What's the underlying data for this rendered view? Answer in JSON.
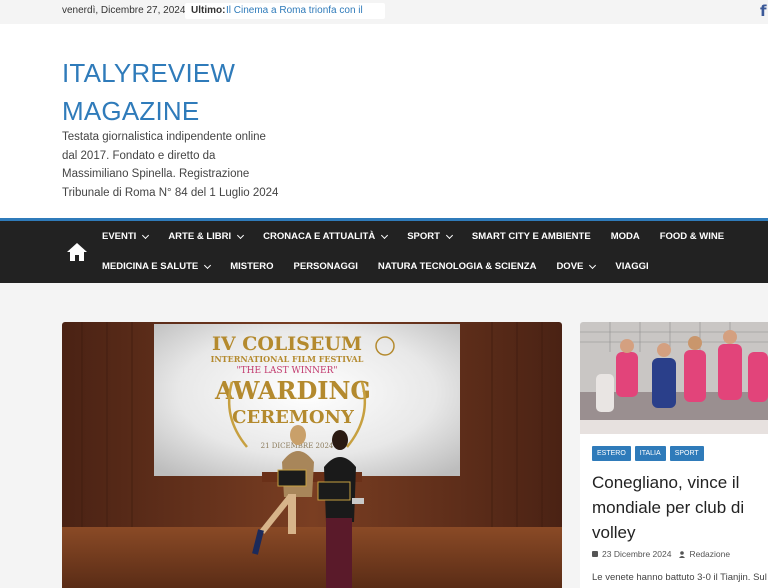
{
  "topbar": {
    "date": "venerdì, Dicembre 27, 2024",
    "ticker_label": "Ultimo:",
    "ticker_text": "Il Cinema a Roma trionfa con il"
  },
  "header": {
    "title": "ITALYREVIEW MAGAZINE",
    "tagline": "Testata giornalistica indipendente online dal 2017. Fondato e diretto da Massimiliano Spinella. Registrazione Tribunale di Roma N° 84 del 1 Luglio 2024"
  },
  "nav": {
    "row1": [
      {
        "label": "EVENTI",
        "dropdown": true
      },
      {
        "label": "ARTE & LIBRI",
        "dropdown": true
      },
      {
        "label": "CRONACA E ATTUALITÀ",
        "dropdown": true
      },
      {
        "label": "SPORT",
        "dropdown": true
      },
      {
        "label": "SMART CITY E AMBIENTE",
        "dropdown": false
      },
      {
        "label": "MODA",
        "dropdown": false
      },
      {
        "label": "FOOD & WINE",
        "dropdown": false
      }
    ],
    "row2": [
      {
        "label": "MEDICINA E SALUTE",
        "dropdown": true
      },
      {
        "label": "MISTERO",
        "dropdown": false
      },
      {
        "label": "PERSONAGGI",
        "dropdown": false
      },
      {
        "label": "NATURA TECNOLOGIA & SCIENZA",
        "dropdown": false
      },
      {
        "label": "DOVE",
        "dropdown": true
      },
      {
        "label": "VIAGGI",
        "dropdown": false
      }
    ]
  },
  "hero": {
    "screen_line1": "IV COLISEUM",
    "screen_line2": "INTERNATIONAL FILM FESTIVAL",
    "screen_line3": "\"THE LAST WINNER\"",
    "screen_line4": "AWARDING",
    "screen_line5": "CEREMONY",
    "screen_line6": "21 DICEMBRE 2024"
  },
  "sidecard": {
    "tags": [
      "ESTERO",
      "ITALIA",
      "SPORT"
    ],
    "title": "Conegliano, vince il mondiale per club di volley",
    "date": "23 Dicembre 2024",
    "author": "Redazione",
    "excerpt": "Le venete hanno battuto 3-0 il Tianjin. Sul"
  },
  "colors": {
    "accent": "#2f7bba",
    "nav_bg": "#222222",
    "facebook": "#3b5998"
  },
  "icons": {
    "facebook": "facebook-icon",
    "home": "home-icon",
    "calendar": "calendar-icon",
    "author": "user-icon"
  }
}
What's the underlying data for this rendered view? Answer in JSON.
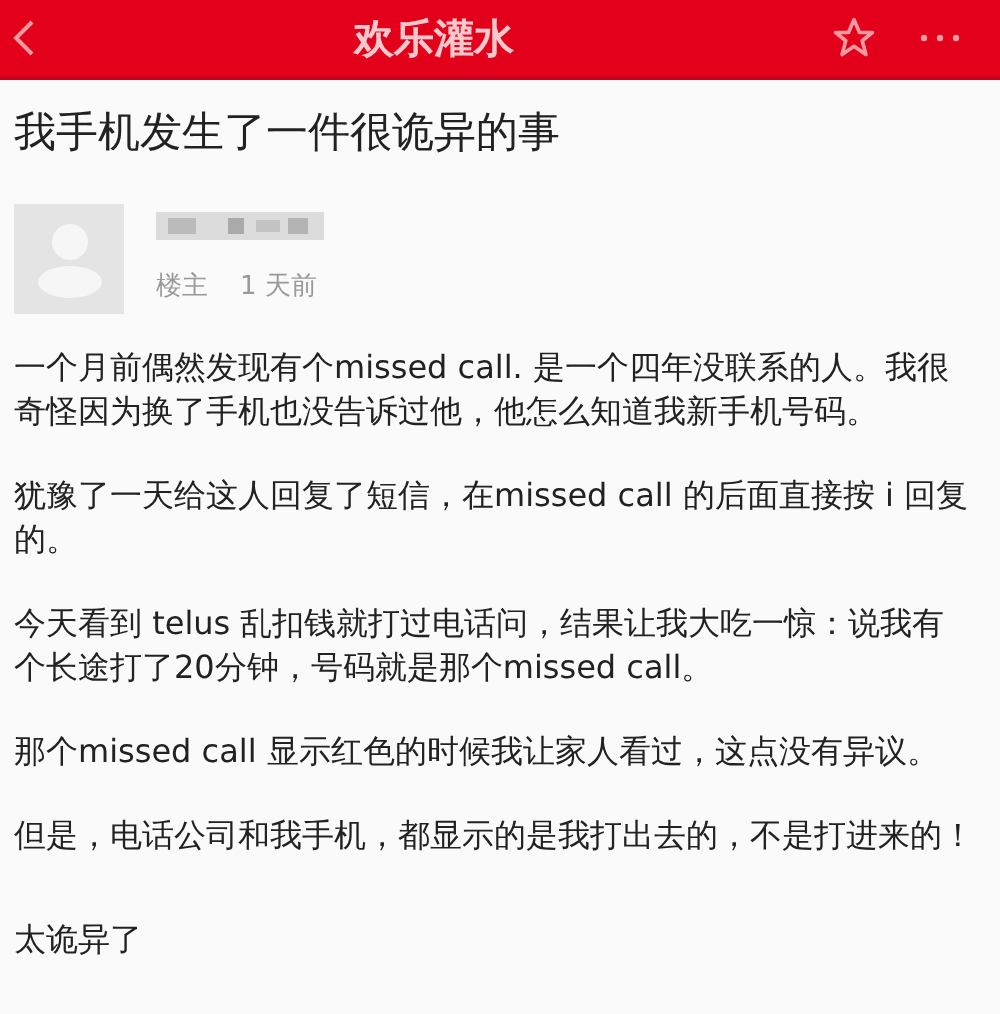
{
  "header": {
    "title": "欢乐灌水"
  },
  "post": {
    "title": "我手机发生了一件很诡异的事",
    "author": {
      "role": "楼主",
      "time": "1 天前"
    },
    "paragraphs": [
      "一个月前偶然发现有个missed call. 是一个四年没联系的人。我很奇怪因为换了手机也没告诉过他，他怎么知道我新手机号码。",
      "犹豫了一天给这人回复了短信，在missed call 的后面直接按 i 回复的。",
      "今天看到 telus 乱扣钱就打过电话问，结果让我大吃一惊：说我有个长途打了20分钟，号码就是那个missed call。",
      "那个missed call 显示红色的时候我让家人看过，这点没有异议。",
      "但是，电话公司和我手机，都显示的是我打出去的，不是打进来的！",
      "太诡异了"
    ]
  }
}
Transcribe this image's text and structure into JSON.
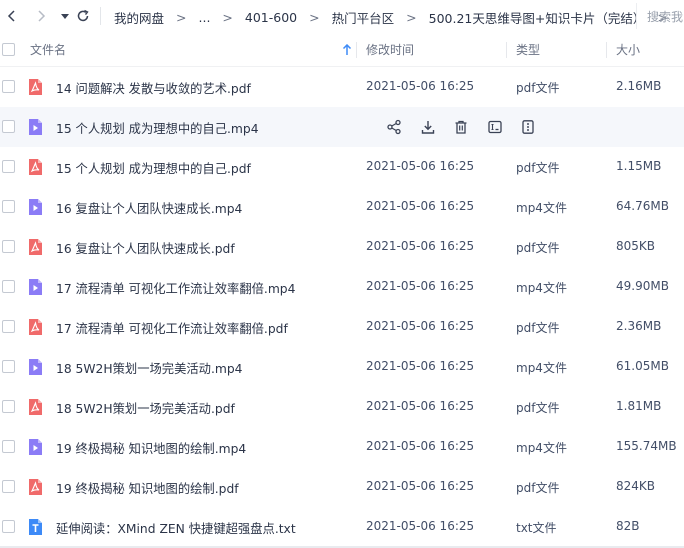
{
  "nav": {
    "back_icon": "chevron-left-icon",
    "forward_icon": "chevron-right-icon",
    "menu_icon": "caret-down-icon",
    "refresh_icon": "refresh-icon"
  },
  "breadcrumb": {
    "items": [
      "我的网盘",
      "...",
      "401-600",
      "热门平台区",
      "500.21天思维导图+知识卡片（完结）"
    ],
    "separator": ">"
  },
  "search": {
    "placeholder": "搜索我"
  },
  "columns": {
    "name": "文件名",
    "modified": "修改时间",
    "type": "类型",
    "size": "大小",
    "sort_icon": "arrow-up-icon"
  },
  "colors": {
    "pdf": "#f06a6a",
    "video": "#8b7cf6",
    "text": "#3d8af7",
    "accent": "#3d8af7"
  },
  "row_actions": [
    "share-icon",
    "download-icon",
    "delete-icon",
    "rename-icon",
    "more-icon"
  ],
  "files": [
    {
      "name": "14 问题解决 发散与收敛的艺术.pdf",
      "date": "2021-05-06 16:25",
      "type": "pdf文件",
      "size": "2.16MB",
      "kind": "pdf"
    },
    {
      "name": "15 个人规划 成为理想中的自己.mp4",
      "date": "",
      "type": "",
      "size": "",
      "kind": "video",
      "hover": true
    },
    {
      "name": "15 个人规划 成为理想中的自己.pdf",
      "date": "2021-05-06 16:25",
      "type": "pdf文件",
      "size": "1.15MB",
      "kind": "pdf"
    },
    {
      "name": "16 复盘让个人团队快速成长.mp4",
      "date": "2021-05-06 16:25",
      "type": "mp4文件",
      "size": "64.76MB",
      "kind": "video"
    },
    {
      "name": "16 复盘让个人团队快速成长.pdf",
      "date": "2021-05-06 16:25",
      "type": "pdf文件",
      "size": "805KB",
      "kind": "pdf"
    },
    {
      "name": "17 流程清单 可视化工作流让效率翻倍.mp4",
      "date": "2021-05-06 16:25",
      "type": "mp4文件",
      "size": "49.90MB",
      "kind": "video"
    },
    {
      "name": "17 流程清单 可视化工作流让效率翻倍.pdf",
      "date": "2021-05-06 16:25",
      "type": "pdf文件",
      "size": "2.36MB",
      "kind": "pdf"
    },
    {
      "name": "18 5W2H策划一场完美活动.mp4",
      "date": "2021-05-06 16:25",
      "type": "mp4文件",
      "size": "61.05MB",
      "kind": "video"
    },
    {
      "name": "18 5W2H策划一场完美活动.pdf",
      "date": "2021-05-06 16:25",
      "type": "pdf文件",
      "size": "1.81MB",
      "kind": "pdf"
    },
    {
      "name": "19 终极揭秘 知识地图的绘制.mp4",
      "date": "2021-05-06 16:25",
      "type": "mp4文件",
      "size": "155.74MB",
      "kind": "video"
    },
    {
      "name": "19 终极揭秘 知识地图的绘制.pdf",
      "date": "2021-05-06 16:25",
      "type": "pdf文件",
      "size": "824KB",
      "kind": "pdf"
    },
    {
      "name": "延伸阅读：XMind ZEN 快捷键超强盘点.txt",
      "date": "2021-05-06 16:25",
      "type": "txt文件",
      "size": "82B",
      "kind": "text"
    }
  ]
}
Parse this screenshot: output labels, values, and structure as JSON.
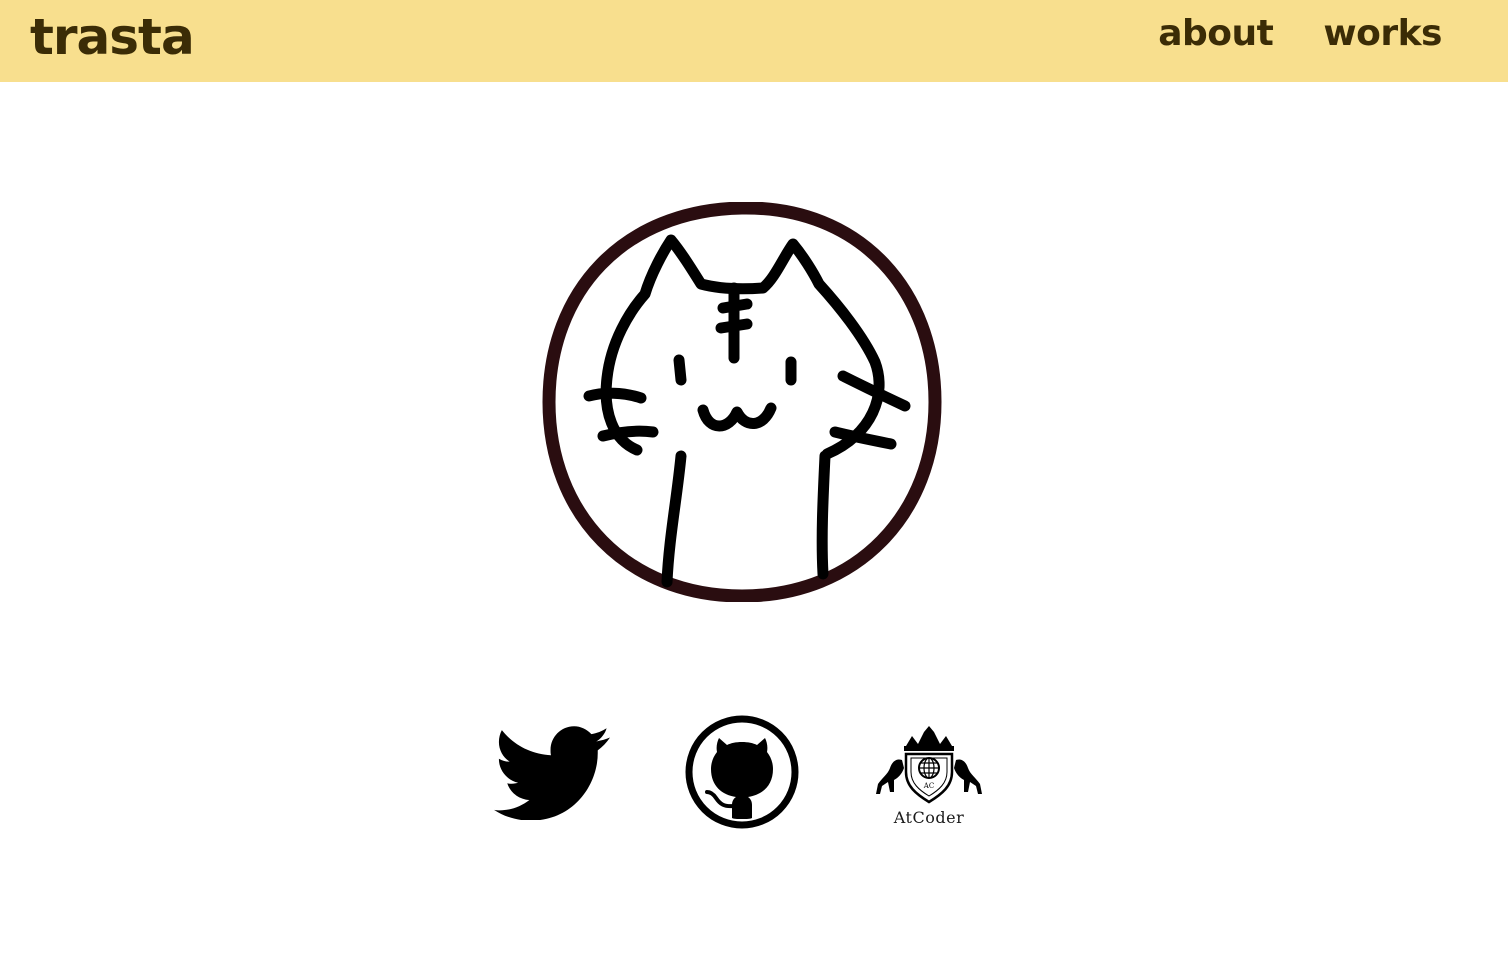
{
  "header": {
    "brand": "trasta",
    "nav": [
      {
        "label": "about"
      },
      {
        "label": "works"
      }
    ],
    "background_color": "#f8df8e",
    "text_color": "#3b2c06"
  },
  "avatar": {
    "icon": "cat-drawing-avatar",
    "border_color": "#2a0d10"
  },
  "social": {
    "links": [
      {
        "icon": "twitter-bird-icon"
      },
      {
        "icon": "github-octocat-icon"
      },
      {
        "icon": "atcoder-crest-icon",
        "label": "AtCoder"
      }
    ]
  }
}
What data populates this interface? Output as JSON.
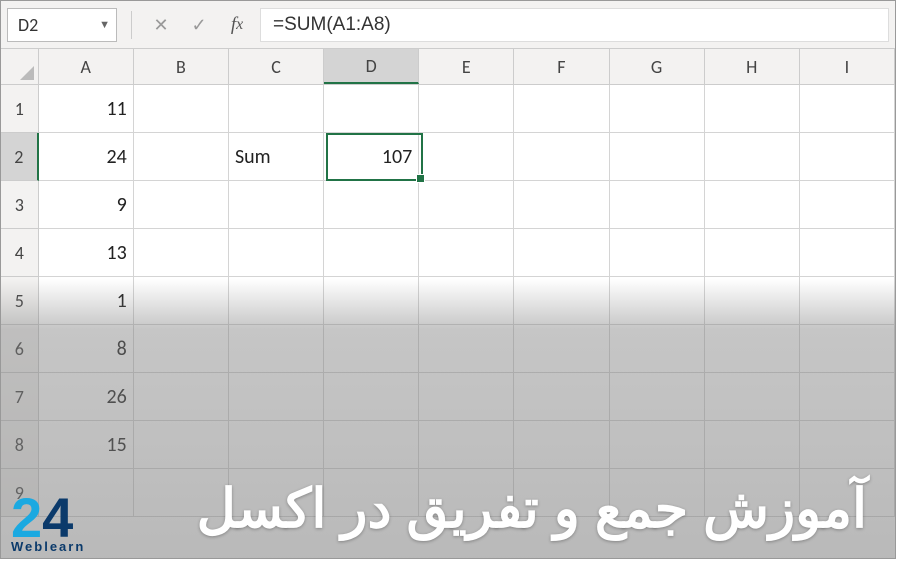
{
  "formula_bar": {
    "name_box_value": "D2",
    "formula_value": "=SUM(A1:A8)"
  },
  "columns": [
    "A",
    "B",
    "C",
    "D",
    "E",
    "F",
    "G",
    "H",
    "I"
  ],
  "active_column_index": 3,
  "active_row_index": 1,
  "rows": [
    {
      "header": "1",
      "cells": {
        "A": "11"
      }
    },
    {
      "header": "2",
      "cells": {
        "A": "24",
        "C": "Sum",
        "D": "107"
      }
    },
    {
      "header": "3",
      "cells": {
        "A": "9"
      }
    },
    {
      "header": "4",
      "cells": {
        "A": "13"
      }
    },
    {
      "header": "5",
      "cells": {
        "A": "1"
      }
    },
    {
      "header": "6",
      "cells": {
        "A": "8"
      }
    },
    {
      "header": "7",
      "cells": {
        "A": "26"
      }
    },
    {
      "header": "8",
      "cells": {
        "A": "15"
      }
    },
    {
      "header": "9",
      "cells": {}
    }
  ],
  "selection": {
    "row": 1,
    "col": 3
  },
  "caption_text": "آموزش جمع و تفریق در اکسل",
  "logo": {
    "part1": "2",
    "part2": "4",
    "sub": "Weblearn"
  }
}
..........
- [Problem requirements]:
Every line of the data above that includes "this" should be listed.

- [Result]:
What's the underlying data for this rendered view? Answer in JSON.
What's the underlying data for this rendered view? Answer in JSON.
Transcribe this image's text and structure into JSON.
Parse this screenshot: output labels, values, and structure as JSON.
What data populates this interface? Output as JSON.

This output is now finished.